“This astounding book ties literature, art, philosophy, religion, history, and science together in a compelling whole – elevating our understanding and deepening our sensitivity for the world in which we are privileged to live, as long as we can preserve it from our own predation.”
Rev. Scotty McLennan, M.Div., J.D., former Dean for Religious Life, Stanford University
“This new edition of Sacred Mountains of the World is a substantially expanded, supremely successful recasting of the fine 1990 original. Bernbaum’s thoroughly researched global survey of the role of mountains in religious thought and practice, cultural imagination, and mountaineering experience is enhanced by his own exceptional photographs and personal references to his own lifelong engagement with mountains.”
William A. Graham, Murray A. Albertson Professor of Middle Eastern Studies, Emeritus and University Distinguished Service Professor, Emeritus, Harvard University
“Bernbaum has created a comprehensive and magisterial overview of the heritage of sacred mountains, in a well written work illustrated with many of his own photographs. He combines historical and cultural knowledge of holy peaks with his firsthand observations and experiences at most of these sites. This book will serve the next generation of readers; it is not likely that in the near future anyone will duplicate his feat of linking scholarly knowledge with field work on a global scale.”
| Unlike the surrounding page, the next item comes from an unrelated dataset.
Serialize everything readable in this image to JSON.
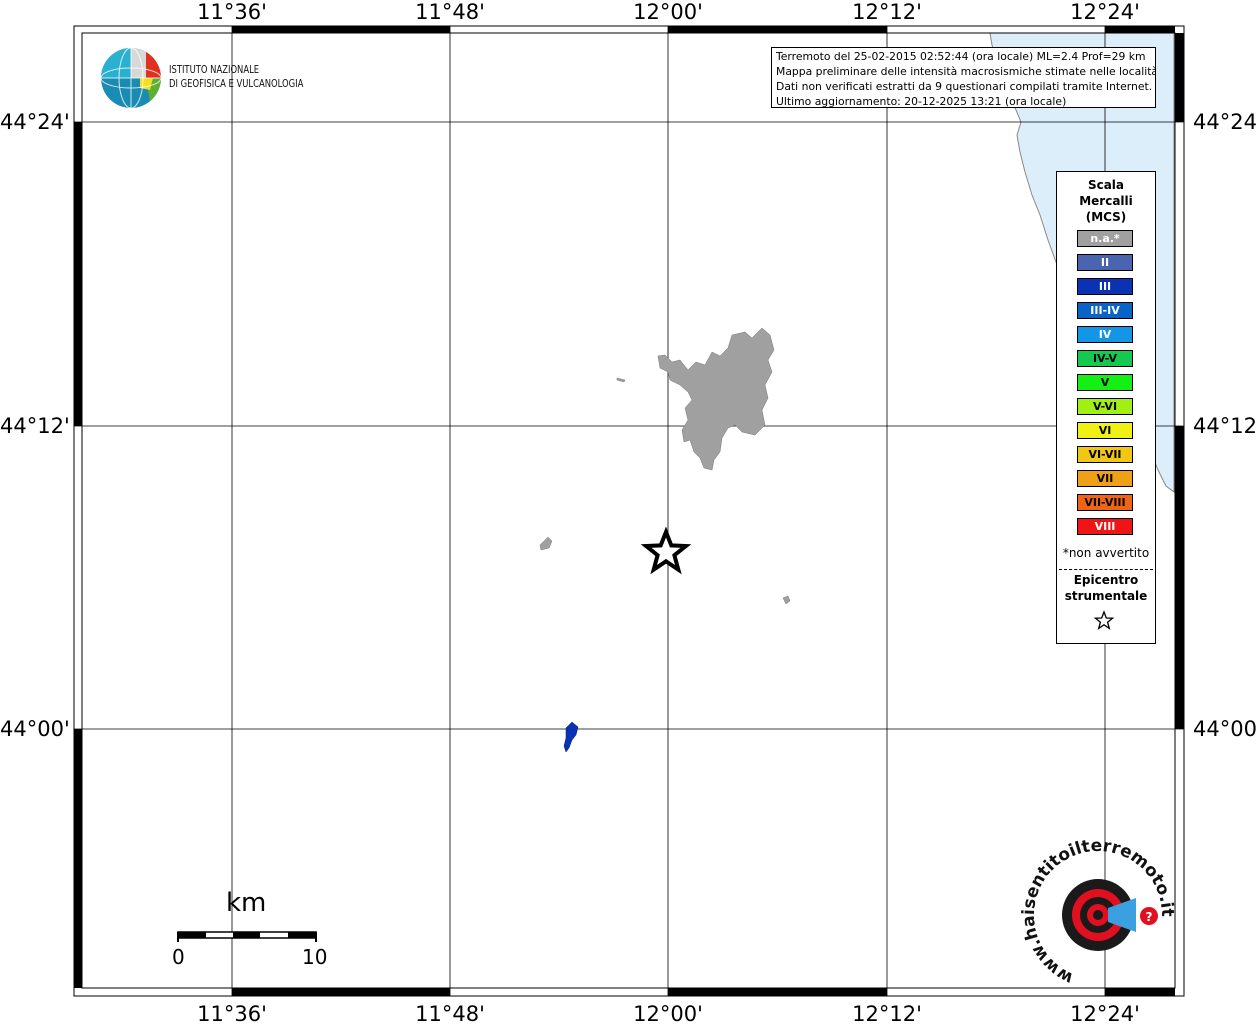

H. Bryon Earhart, Professor Emeritus of Comparative Religion, Western Michigan University, Author of Mount Fuji: Icon of Japan
Gracias por crear estas obras tan importantes y transcendentes para toda la humanidad. En realidad creo que la Tierra entera es Sagrada en sí misma es como un gran Ser Vivo que tras sufrir tantas agresiones necesita ser sanada.
Creo estoy convencido que es fundamental el reconocimiento y el respeto de todos los lugares del Planeta de las montañas de los rios de los mares y océanos de las selvas y bosques y también de la atmósfera.
Los seres humanos no somos sólo cuerpo y mente, tenemos también una parte Espiritual que es la más importante que nos acerca al Creador.
Yo le pido a todas las personas que abran su mente y su corazón y que a través de la Meditación permitan que el Amor que mana de toda la Naturaleza penetre dentro de su Ser y que los Valores Espirituales Positivos estén por encima de los materiales y negativos.
Las montañas sagradas son lugares excelentes para la meditación.